An Israeli study has looked at how much difference a fourth Covid vaccine dose makes compared with a third dose.
The study was restricted to triple-jabbed healthcare workers, and more specifically to those whose antibody levels were in the bottom 40% of the antibody levels in the cohort (a group comprising around 29% of the cohort). Of the 1,050 eligible healthcare workers, 154 were given a Pfizer fourth dose and 120 Moderna. The rest formed a triple-jabbed control group.
Measuring antibody levels, the researchers found an increase by around 10-fold following the fourth dose, restoring antibodies to the peak levels they hit following the third dose, though no higher.
The study was originally intended just to measure antibody levels and other indicators of immunogenicity. However, the Omicron surge in the country was so large that despite being a small study, enough infections occurred within the study groups to allow an estimate of vaccine effectiveness. The participants were PCR tested each week. The researchers reported that ‘breakthrough’ infections were common and, though mild, had high viral loads. During the study period, 25% of the control groups (triple-dosed) tested positive compared with 18-20% of the four-dose groups. This gave a fourth-dose versus three-dose vaccine effectiveness against PCR-positive infection of just 11-30% – though the small population size led to wide confidence intervals ranging from minus-43% to 55%.
Among the four-dose groups, there were 52 ‘breakthrough’ infections, of which 39 (75%) were classed as symptomatic. The vaccine effectiveness against symptomatic disease was estimated at 31-43%, though again with wide confidence intervals.
The symptoms of all PCR-positive infections were typically “negligible”, the researchers report, and in many cases the infections “would not have been tested or reported, without the active surveillance”. Yet they had relatively high viral loads (Ct around 25), so were presumably infectious. Thus, with a quarter of triple-vaccinated and a fifth of quadruple-vaccinated healthcare workers becoming infected and apparently infectious during the wave, the researchers conclude the vaccine programme is a failure as it is not preventing the spread of Covid: “The major objective for vaccinating [healthcare workers] was not achieved.” However, the apparent efficacy against severe disease and death means older and vulnerable people may benefit from a fourth vaccine dose, they say.
The study also looked at safety. It found that 80% of Pfizer recipients and 40% of Moderna recipients reported some kind of adverse reaction, though none were classed as serious.
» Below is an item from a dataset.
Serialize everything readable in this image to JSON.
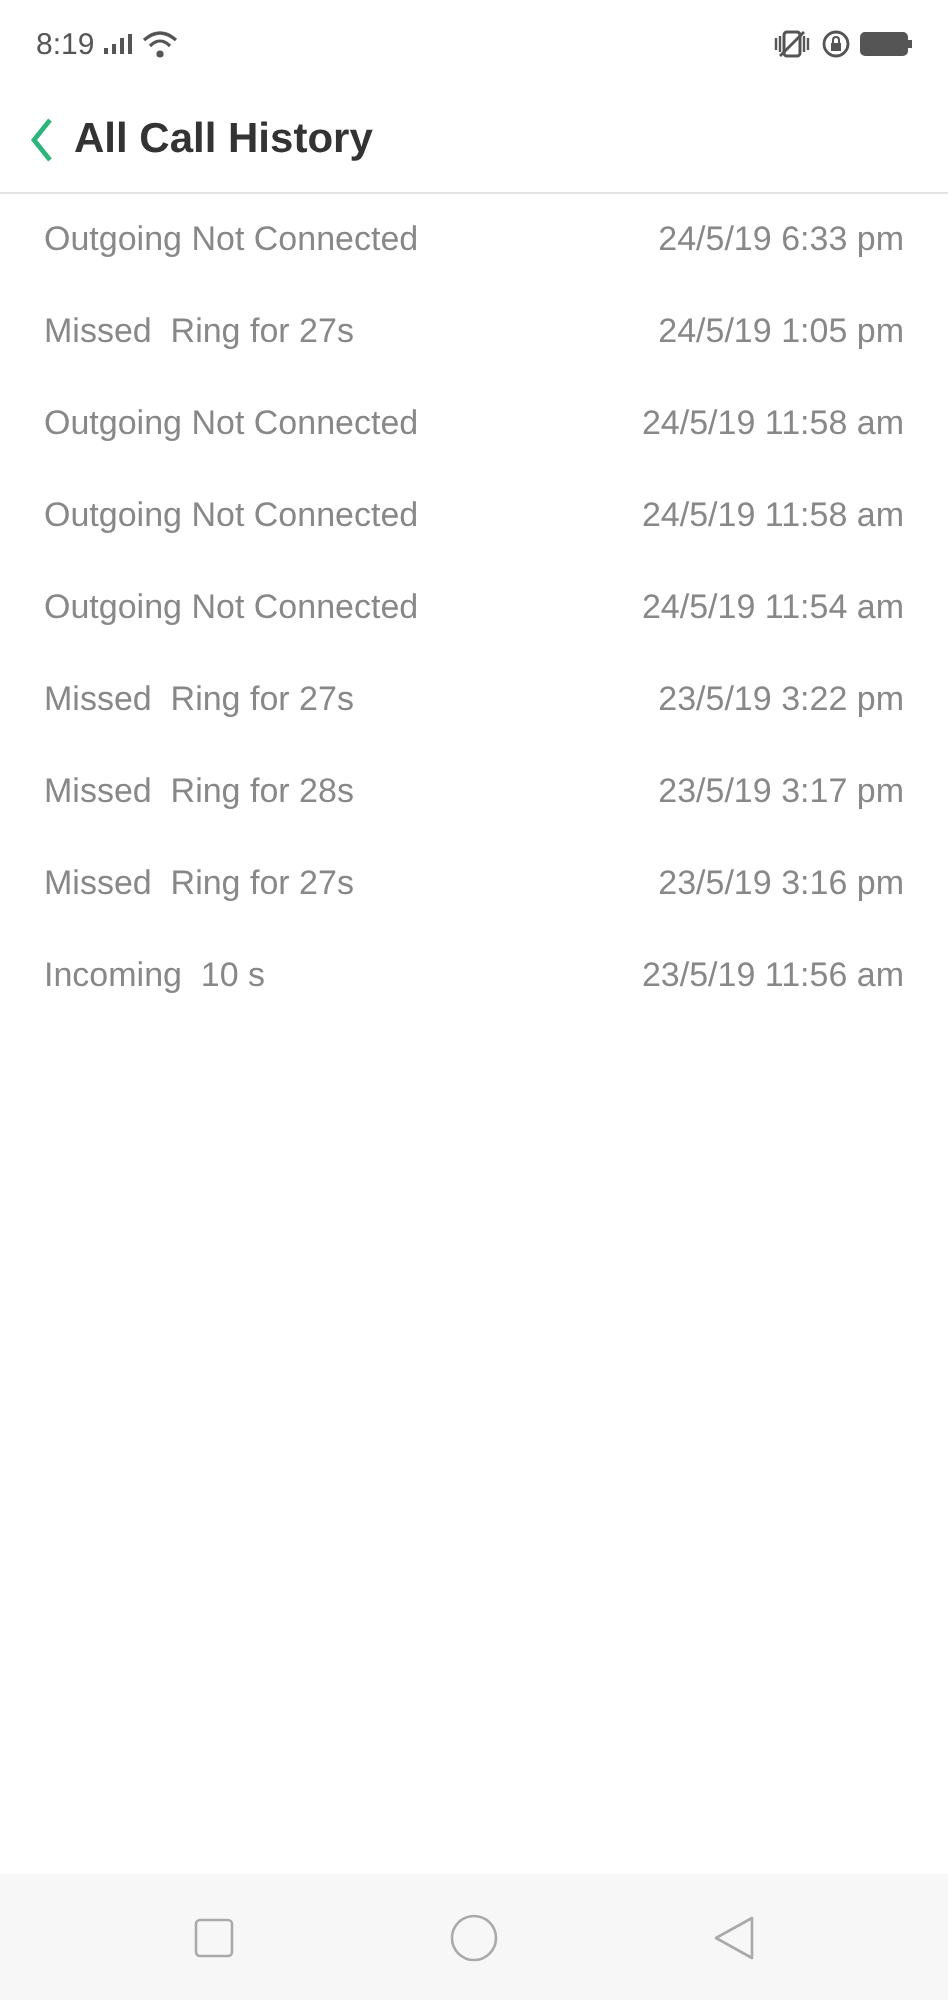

The adverse reactions are summarised in the chart below.
Larger studies on the efficacy and safety of the fourth dose, which has now been rolled out (having gone ahead without waiting for studies such as this one), are forthcoming, the researchers note.